Pondering good fortune open to few others.
This year will be a crucial one for the New York-based company.
In which an economist looks at one of the seminal science fiction works of the 20th Century.
We accept the unacceptable sometimes because it never occurs to us not to.
How much should cities even want Amazon’s HQ2? What should be they be willing to pay and do?
The choice paradox, but with labor.
Hurricane Harvey has had a devastating impact on the people of Texas. The whole country could be seeing some significant resulting changes as well.
American workers are at a cross-roads and our political leaders all seem to be leading them in the wrong direction. What the ‘Amazon effect’ means for the future of labor.
… and what do you get?
A look at the relative culpability of overly optimistic borrowers for automobile loans.
In which I am the last person on Earth to discover that cable television is doomed.
Oregon is cracking down on loose scheduling.
Many scientists like to nitpick science fiction, but why should they have all the fun?
Sometimes, it’s not actually about the thing.

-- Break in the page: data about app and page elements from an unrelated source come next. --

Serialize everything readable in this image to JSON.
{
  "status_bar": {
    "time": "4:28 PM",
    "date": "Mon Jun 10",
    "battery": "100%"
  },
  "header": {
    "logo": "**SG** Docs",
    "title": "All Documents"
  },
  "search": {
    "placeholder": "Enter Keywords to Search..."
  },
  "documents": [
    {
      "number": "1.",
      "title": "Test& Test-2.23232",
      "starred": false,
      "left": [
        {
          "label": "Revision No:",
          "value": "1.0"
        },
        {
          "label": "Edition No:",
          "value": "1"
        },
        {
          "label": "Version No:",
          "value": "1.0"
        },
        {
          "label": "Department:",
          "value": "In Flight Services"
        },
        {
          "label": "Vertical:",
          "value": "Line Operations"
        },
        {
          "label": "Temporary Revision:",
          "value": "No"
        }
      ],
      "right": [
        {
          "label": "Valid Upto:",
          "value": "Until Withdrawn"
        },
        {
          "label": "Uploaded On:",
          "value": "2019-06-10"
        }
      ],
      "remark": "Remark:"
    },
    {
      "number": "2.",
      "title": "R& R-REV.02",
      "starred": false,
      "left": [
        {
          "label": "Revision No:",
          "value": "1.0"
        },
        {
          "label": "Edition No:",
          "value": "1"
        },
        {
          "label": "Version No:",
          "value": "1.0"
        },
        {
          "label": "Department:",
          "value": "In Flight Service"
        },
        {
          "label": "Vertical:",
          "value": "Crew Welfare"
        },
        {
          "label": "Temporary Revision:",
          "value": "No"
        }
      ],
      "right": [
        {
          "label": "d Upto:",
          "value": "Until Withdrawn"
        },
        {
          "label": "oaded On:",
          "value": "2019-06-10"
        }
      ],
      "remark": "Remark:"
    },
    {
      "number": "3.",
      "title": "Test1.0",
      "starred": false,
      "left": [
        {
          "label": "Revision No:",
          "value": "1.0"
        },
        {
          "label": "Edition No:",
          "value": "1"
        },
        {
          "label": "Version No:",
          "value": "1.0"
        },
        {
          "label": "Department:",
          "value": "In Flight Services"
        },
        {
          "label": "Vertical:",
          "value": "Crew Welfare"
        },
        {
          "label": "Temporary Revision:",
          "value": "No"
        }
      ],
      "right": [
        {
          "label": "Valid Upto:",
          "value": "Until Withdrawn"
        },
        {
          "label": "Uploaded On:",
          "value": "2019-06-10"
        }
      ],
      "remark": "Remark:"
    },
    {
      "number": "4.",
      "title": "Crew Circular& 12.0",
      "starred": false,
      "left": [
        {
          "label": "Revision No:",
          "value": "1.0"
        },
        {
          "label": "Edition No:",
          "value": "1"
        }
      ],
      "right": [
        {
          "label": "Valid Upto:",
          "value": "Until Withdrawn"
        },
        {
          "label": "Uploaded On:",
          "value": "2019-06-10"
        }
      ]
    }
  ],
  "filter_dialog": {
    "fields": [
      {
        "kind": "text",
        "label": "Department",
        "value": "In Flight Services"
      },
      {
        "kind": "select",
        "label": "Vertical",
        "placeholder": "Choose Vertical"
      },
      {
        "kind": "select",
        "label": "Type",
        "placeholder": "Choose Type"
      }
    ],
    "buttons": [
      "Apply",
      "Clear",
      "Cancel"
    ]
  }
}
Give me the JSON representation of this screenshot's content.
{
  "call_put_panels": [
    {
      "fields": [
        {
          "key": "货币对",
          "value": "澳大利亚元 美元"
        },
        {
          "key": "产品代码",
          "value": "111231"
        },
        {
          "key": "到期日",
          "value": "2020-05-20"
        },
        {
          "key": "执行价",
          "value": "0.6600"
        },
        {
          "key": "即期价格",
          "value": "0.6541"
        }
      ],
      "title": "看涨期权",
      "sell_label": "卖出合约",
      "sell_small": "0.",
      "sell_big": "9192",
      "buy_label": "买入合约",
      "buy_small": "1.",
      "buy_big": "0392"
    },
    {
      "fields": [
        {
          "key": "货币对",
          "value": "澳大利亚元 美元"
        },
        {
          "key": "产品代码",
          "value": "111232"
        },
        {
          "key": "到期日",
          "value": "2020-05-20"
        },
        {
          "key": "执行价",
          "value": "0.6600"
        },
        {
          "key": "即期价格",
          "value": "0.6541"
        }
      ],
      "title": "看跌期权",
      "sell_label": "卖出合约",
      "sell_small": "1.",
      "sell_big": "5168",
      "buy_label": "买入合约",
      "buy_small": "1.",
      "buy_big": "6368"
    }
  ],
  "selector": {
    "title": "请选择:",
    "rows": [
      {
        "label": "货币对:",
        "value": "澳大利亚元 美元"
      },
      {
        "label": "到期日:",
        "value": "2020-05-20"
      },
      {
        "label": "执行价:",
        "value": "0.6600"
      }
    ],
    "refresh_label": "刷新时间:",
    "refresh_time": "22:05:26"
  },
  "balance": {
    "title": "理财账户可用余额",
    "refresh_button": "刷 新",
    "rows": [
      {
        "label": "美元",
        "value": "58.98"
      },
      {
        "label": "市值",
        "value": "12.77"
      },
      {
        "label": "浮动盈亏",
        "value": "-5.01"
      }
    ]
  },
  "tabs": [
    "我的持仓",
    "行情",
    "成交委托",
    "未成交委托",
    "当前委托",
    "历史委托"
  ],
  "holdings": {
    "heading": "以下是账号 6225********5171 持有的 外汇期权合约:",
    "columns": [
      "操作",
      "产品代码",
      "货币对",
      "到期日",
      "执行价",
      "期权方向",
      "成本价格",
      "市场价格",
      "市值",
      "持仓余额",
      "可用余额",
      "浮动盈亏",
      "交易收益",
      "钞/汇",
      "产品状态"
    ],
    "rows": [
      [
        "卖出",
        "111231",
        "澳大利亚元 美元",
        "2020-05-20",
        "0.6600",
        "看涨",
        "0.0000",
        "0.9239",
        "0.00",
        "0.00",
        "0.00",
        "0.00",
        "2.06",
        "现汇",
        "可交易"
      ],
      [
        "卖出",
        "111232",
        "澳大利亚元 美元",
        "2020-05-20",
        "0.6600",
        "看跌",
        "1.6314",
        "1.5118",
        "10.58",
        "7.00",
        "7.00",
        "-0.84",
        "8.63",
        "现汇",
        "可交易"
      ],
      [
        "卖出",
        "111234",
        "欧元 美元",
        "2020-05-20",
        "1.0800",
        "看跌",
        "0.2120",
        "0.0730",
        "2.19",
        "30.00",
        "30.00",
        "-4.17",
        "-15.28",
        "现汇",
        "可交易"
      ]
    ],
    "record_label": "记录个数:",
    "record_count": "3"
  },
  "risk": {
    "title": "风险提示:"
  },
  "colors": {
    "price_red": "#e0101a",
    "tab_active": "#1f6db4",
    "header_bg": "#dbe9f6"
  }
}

It’s past time for conservatives to ensure that no American has to worry about health care coverage because in the end we are our brother’s (and sister’s) keeper.
Kmart deserves either a good death or second chance at retail life. But looks more and more that it will get neither and that’s a shame.
Focus, people, focus.
Really, nobody is to blame for the unsustainable adjunct situation in academia. And so, nobody can fix it.
Cost disease in higher education
Not paranoid enough!
Paul Krugman still defends free trade, but does so while channeling John Rawls in favor of the “free trade losers.”
Zero-hour contracts are somewhat of a Catch-22 in the UK. What impact will Brexit have on these temporary workers, and are there any parallels in the U.S.?
Not paying taxes for 18 years is not necessarily tax evasion
A Princeton professor has demonstrated that you can’t pick stocks that “beat the market.” The future, by in large, is unpredictable. Except one area of the future, is predictable. For a possible investing strategy that relates to that predictable area of the future, read on.
Not one of which is, “You know, that Jim Cramer is really on to something.”